A little known aspect of Hawker Hunter operations is the ingenious adaptation of a number of Hunter FGA9 aircraft by the Royal Rhodesian Air Force (RRAF) to undertake fighter reconnaissance missions during the countries bloody struggle with nationalist guerrillas in the early 1970’s.
The RRAF had forged strong links with the RAF during WW2 and this close relationship continued through into the 1960’s when the RRAF was looking to replace their DH Vampire fighters. In Jan 1960 a goodwill visit to Rhodesia was made by a detachment from 8 Sqn of the RAF, who had recently been re-equipped with the Hunter FGA9. The visit made a significant impression on various politicians and the RRAF and only three months later it was formally announced that it had ordered 12 Hunter F6 aircraft, refurbished to FGA9 standard. The first RRAF Hunter arrived on 20 Dec 60 and by 15 May 63 the final aircraft was delivered to 1 Sqn at RRAF Thornhill, near Gwelo in the Central Highlands, bringing the squadron up to its full strength of 12 aircraft.

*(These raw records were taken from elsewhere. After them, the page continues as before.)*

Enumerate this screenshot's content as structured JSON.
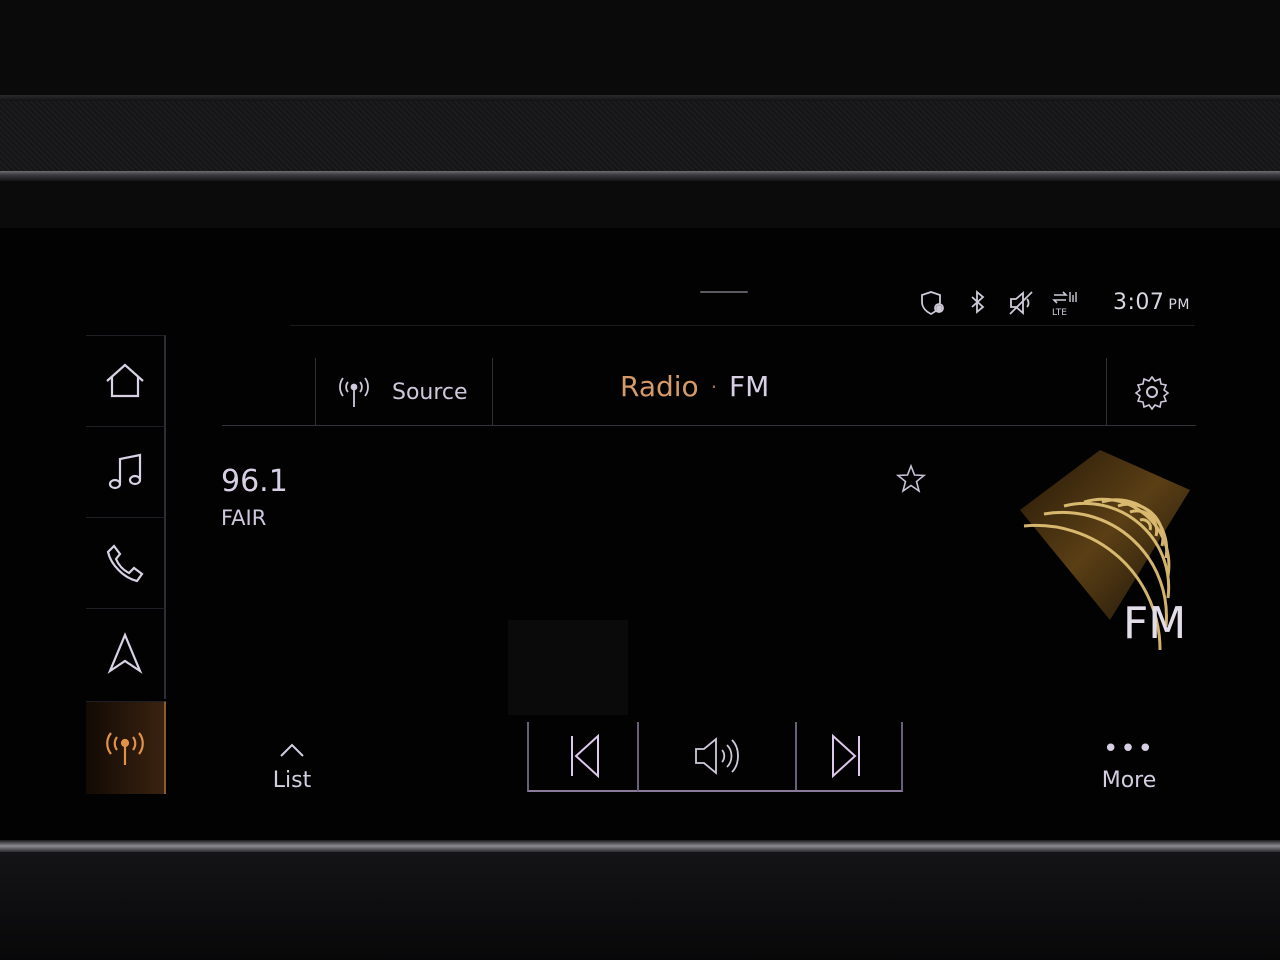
{
  "status_bar": {
    "time": "3:07",
    "ampm": "PM",
    "icons": [
      "location-shield-icon",
      "bluetooth-icon",
      "speaker-muted-icon",
      "lte-icon"
    ],
    "lte_label": "LTE"
  },
  "nav": {
    "items": [
      {
        "name": "home",
        "icon": "home-icon"
      },
      {
        "name": "music",
        "icon": "music-note-icon"
      },
      {
        "name": "phone",
        "icon": "phone-icon"
      },
      {
        "name": "navigation",
        "icon": "navigation-arrow-icon"
      },
      {
        "name": "radio",
        "icon": "radio-antenna-icon",
        "active": true
      }
    ]
  },
  "header": {
    "source_label": "Source",
    "title_main": "Radio",
    "title_separator": "·",
    "title_band": "FM"
  },
  "station": {
    "frequency": "96.1",
    "name": "FAIR"
  },
  "artwork": {
    "band_label": "FM"
  },
  "controls": {
    "list_label": "List",
    "more_label": "More",
    "more_dots": "•••"
  },
  "colors": {
    "accent_orange": "#d49a6a",
    "text_lavender": "#d6cfe3",
    "background": "#020203"
  }
}
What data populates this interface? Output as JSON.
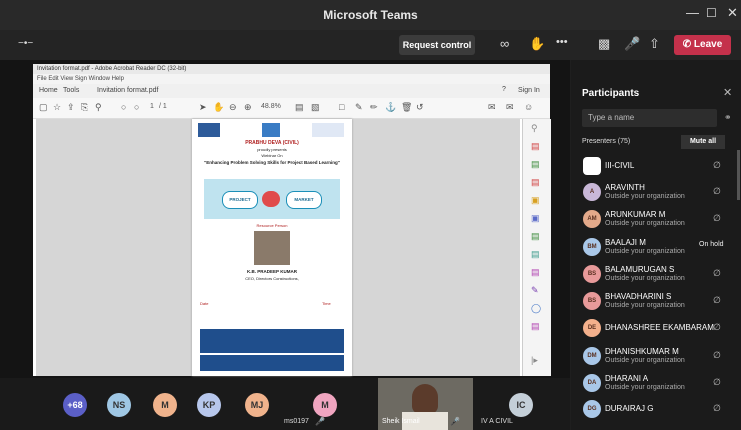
{
  "window": {
    "title": "Microsoft Teams"
  },
  "toolbar": {
    "request_control": "Request control",
    "leave": "Leave"
  },
  "acrobat": {
    "title": "Invitation format.pdf - Adobe Acrobat Reader DC (32-bit)",
    "menu": "File  Edit  View  Sign  Window  Help",
    "tabs": {
      "home": "Home",
      "tools": "Tools",
      "doc": "Invitation format.pdf"
    },
    "help": "?",
    "sign_in": "Sign In",
    "page_current": "1",
    "page_total": "/ 1",
    "zoom": "48.8%"
  },
  "doc": {
    "banner": "PRABHU DEVA (CIVIL)",
    "organize": "proudly presents",
    "webinar_on": "Webinar On",
    "topic": "\"Enhancing Problem Solving Skills for Project Based Learning\"",
    "labels": {
      "project": "PROJECT",
      "market": "MARKET"
    },
    "resource": "Resource Person",
    "speaker": "K.B. PRADEEP KUMAR",
    "speaker_role": "CEO, Directors Constructions,",
    "date_label": "Date",
    "time_label": "Time"
  },
  "participants": {
    "title": "Participants",
    "search_placeholder": "Type a name",
    "presenters": "Presenters (75)",
    "mute_all": "Mute all",
    "list": [
      {
        "initials": "",
        "name": "III-CIVIL",
        "sub": "",
        "status": "",
        "color": "#ffffff"
      },
      {
        "initials": "A",
        "name": "ARAVINTH",
        "sub": "Outside your organization",
        "status": "",
        "color": "#c9b8d8"
      },
      {
        "initials": "AM",
        "name": "ARUNKUMAR M",
        "sub": "Outside your organization",
        "status": "",
        "color": "#e3a98a"
      },
      {
        "initials": "BM",
        "name": "BAALAJI M",
        "sub": "Outside your organization",
        "status": "On hold",
        "color": "#a9c7e8"
      },
      {
        "initials": "BS",
        "name": "BALAMURUGAN S",
        "sub": "Outside your organization",
        "status": "",
        "color": "#e89a9a"
      },
      {
        "initials": "BS",
        "name": "BHAVADHARINI S",
        "sub": "Outside your organization",
        "status": "",
        "color": "#e89a9a"
      },
      {
        "initials": "DE",
        "name": "DHANASHREE EKAMBARAM",
        "sub": "",
        "status": "",
        "color": "#f3b08c"
      },
      {
        "initials": "DM",
        "name": "DHANISHKUMAR M",
        "sub": "Outside your organization",
        "status": "",
        "color": "#a9c7e8"
      },
      {
        "initials": "DA",
        "name": "DHARANI A",
        "sub": "Outside your organization",
        "status": "",
        "color": "#a9c7e8"
      },
      {
        "initials": "DG",
        "name": "DURAIRAJ G",
        "sub": "",
        "status": "",
        "color": "#a9c7e8"
      }
    ]
  },
  "strip": {
    "overflow": "+68",
    "avatars": [
      {
        "initials": "NS",
        "color": "#9fc7e4"
      },
      {
        "initials": "M",
        "color": "#f0b38c"
      },
      {
        "initials": "KP",
        "color": "#b7c7ec"
      },
      {
        "initials": "MJ",
        "color": "#f0b38c"
      },
      {
        "initials": "M",
        "color": "#f0a5c0"
      },
      {
        "initials": "IC",
        "color": "#c4cfd8"
      }
    ],
    "labels": {
      "tile1": "ms0197",
      "video": "Sheik Ismail",
      "tile_ic": "IV A CIVIL"
    }
  }
}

The Rhodesian Unilateral Declaration of Independence on 11 Nov 65, together with the subsequent embargo on logistical back up from the UK, caused immediate engineering support problems. After UDI the RRAF was renamed the Rhodesian Air Force (RhAF). The fact that the RhAF were able to keep most of the aircraft flying right to the cessation of hostilities, despite the sanctions, speaks volumes for the clever ingenuity and improvisation employed by the engineering staff of 1 Sqn RhAF.
Although the RhAF’s main reconnaissance asset was provided by a number of English Electric Canberras, in early 1966 a staff officer at the RhAF HQ, Sqn Ldr Don Brenchley, began an initiative to give the Hunters a reconnaissance capability. Engineers at 1 Sqn modified the front end of a 100-gallon fuel tank into a camera pod by installing three F95 cameras. One camera faced forward and the other two were obliques, giving an overlapping view to port and starboard, as well as vertically under the aircraft. The camera controls were fairly basic, enabling the pilot to operate the forward camera separately as the aircraft approached the target, followed by the verticals as the aircraft passed over the target. Although this modification was fairly rudimentary, it worked well and the drop tank camera pod proved capable of providing clear overlapping photographs from low passes at 200ft and 400+ kts. For reconnaissance sorties the 100-gal drop tank camera pod was always carried on the port outer pylon, with a normal 100-gal tank on the starboard pylon and 200-gal tanks on both the inner pylons. Hunter reconnaissance sorties were usually flown from RhAF New Sarum, near Salisbury as that station had a better equipped photographic section than Thornhill.
The drop tank camera pod was used successfully on many sorties throughout the ‘Bush War’ and the Hunters gave sterling service to the RhAF. Of the 12 original Hunters, one was lost to a technical defect and two were lost to ground fire. Only one Hunter pilot was lost during the ‘Bush War’ - Air Lt B K Gordon died when he was shot down on 3 Oct 79 whilst attacking a Frelimo Column near Chimoio in Mozambique. After the end of the ‘Bush War’ and the creation of Zimbabwe, the Hunters remained at Thornhill as part of the Air Force of Zimbabwe (AFZ). However, in the early hours of 25 Jul 82, five of the surviving Hunters were destroyed in a series of explosions, committed either by dissident white AFZ personnel, or by South African Special Forces, depending on who you choose to believe. However, I imagine that many of the ex-RhAF personnel who had struggled so hard for throughout the long, difficult years of the ‘Bush War’ to keep those Hunters flying, would have much preferred to see them destroyed in a final, fiery ‘Gotterdammerung’, than survive to support the new regime headed by ex-guerrillas. The destroyed Hunters were replaced by other FGA9s delivered from Britain and Kenya between 1981-7, but the exodus of many white engineers made it increasingly difficult for the Hunters to be kept serviceable. One or two Hunters struggled on and eventually the last aircraft were finally retired in Jan 2002.